Biomarkers -- Transforming human health and the environment
it in the news
Anthrax discovered in the mail… SARs outbreak…
Norovirus outbreak… Potential for an avian flu
pandemic looms… Obesity and diabetes threaten
Americans’ health… Demand for water on the
rise, while water quality falls. What do they have
in common? All of them clearly illustrate the link
between how environmental stressors affect human
and ecological health.
As concerned citizens, we’ve utilized preventive
measures where we can, including using hand
sanitizers, taking vitamins and eating well, getting
immunizations, using disinfecting wipes and in-home
water filtration systems. However, for every ounce of
prevention we take, we still are vulnerable to the broad
spectrum of biological and chemical agents in the
environment that threaten our health. And we don’t
usually realize it until we start to feel sick.
We cannot escape the fact that human health is
always impacted by our environment and how our bodies react to it—from the air we breathe, the food we
eat and the environment we live in. Wouldn’t it be great to
know these stressors were affecting our health before the
symptoms set in?
Pacific Northwest National Laboratory scientists
are transforming how we assess and manage our health
and environment by applying system science and pattern
recognition to the discovery of biomolecular signatures.
Biomolecular signatures, a set of genes, proteins, metabolites,
and/or lipids, present a unique pattern of change in an
organism that can be used to identify an exposure or response
to a specific environmental stressor.
The ability to identify these biosignatures will lead to
the transformation of environmental and threat assessment
from a measurement science to a predictive science.

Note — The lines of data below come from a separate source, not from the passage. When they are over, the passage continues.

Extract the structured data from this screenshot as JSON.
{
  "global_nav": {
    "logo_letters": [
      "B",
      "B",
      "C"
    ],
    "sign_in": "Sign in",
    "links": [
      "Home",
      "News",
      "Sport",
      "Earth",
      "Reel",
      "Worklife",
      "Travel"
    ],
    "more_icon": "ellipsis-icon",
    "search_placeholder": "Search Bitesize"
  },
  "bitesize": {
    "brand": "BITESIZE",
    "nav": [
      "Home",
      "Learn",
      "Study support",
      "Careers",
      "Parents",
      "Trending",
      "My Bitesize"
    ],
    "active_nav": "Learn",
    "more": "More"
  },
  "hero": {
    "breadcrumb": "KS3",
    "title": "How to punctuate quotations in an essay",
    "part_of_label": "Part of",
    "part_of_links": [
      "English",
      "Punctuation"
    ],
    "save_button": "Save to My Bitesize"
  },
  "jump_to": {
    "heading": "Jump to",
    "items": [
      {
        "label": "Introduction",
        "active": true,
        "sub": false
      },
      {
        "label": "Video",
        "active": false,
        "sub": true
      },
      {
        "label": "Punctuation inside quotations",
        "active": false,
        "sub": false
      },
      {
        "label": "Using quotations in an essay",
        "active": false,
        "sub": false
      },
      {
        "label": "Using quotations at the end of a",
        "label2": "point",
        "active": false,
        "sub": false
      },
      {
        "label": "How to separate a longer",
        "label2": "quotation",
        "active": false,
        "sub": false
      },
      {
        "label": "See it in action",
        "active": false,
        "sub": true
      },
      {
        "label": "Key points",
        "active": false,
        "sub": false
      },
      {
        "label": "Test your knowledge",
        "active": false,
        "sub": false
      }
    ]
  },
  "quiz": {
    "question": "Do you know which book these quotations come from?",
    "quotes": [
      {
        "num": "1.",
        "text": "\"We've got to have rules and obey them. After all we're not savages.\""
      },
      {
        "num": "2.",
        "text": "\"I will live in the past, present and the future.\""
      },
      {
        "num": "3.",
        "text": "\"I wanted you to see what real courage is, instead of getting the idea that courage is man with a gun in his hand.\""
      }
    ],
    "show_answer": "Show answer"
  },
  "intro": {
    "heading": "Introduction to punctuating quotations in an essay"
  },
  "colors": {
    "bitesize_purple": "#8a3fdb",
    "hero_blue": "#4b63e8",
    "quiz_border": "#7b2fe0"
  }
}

To
get started, they are focusing on three stressors: biological agents associated with terrorist threats, potential toxicity of
nanoparticles used more and more in everyday products, and
protection of our river environment from contaminants.
“We are identifying environmental biomarkers—which
are the earliest indicators of biological changes based on the
response to—not just to the exposure to—environmental
stressors,” said Dr. Terri Stewart, who leads PNNL’s
Environmental Biomarkers Initiative. “As with any preventive
measure, the earlier, the better which is a driver for the team
to find these biomarkers.”
By identifying and understanding these early indicators
of illness and other environmental damage, scientists will
be better able to intervene before human health or the
environment are negatively affected. This vital intervention
may lead to new preventive measures to ensure cleaner water,
an overall cleaner environment and a better quality of life.
The Department of Energy's Office of Science is the single largest supporter of basic research in the physical sciences in the United States and is working to address some of the most pressing challenges of our time.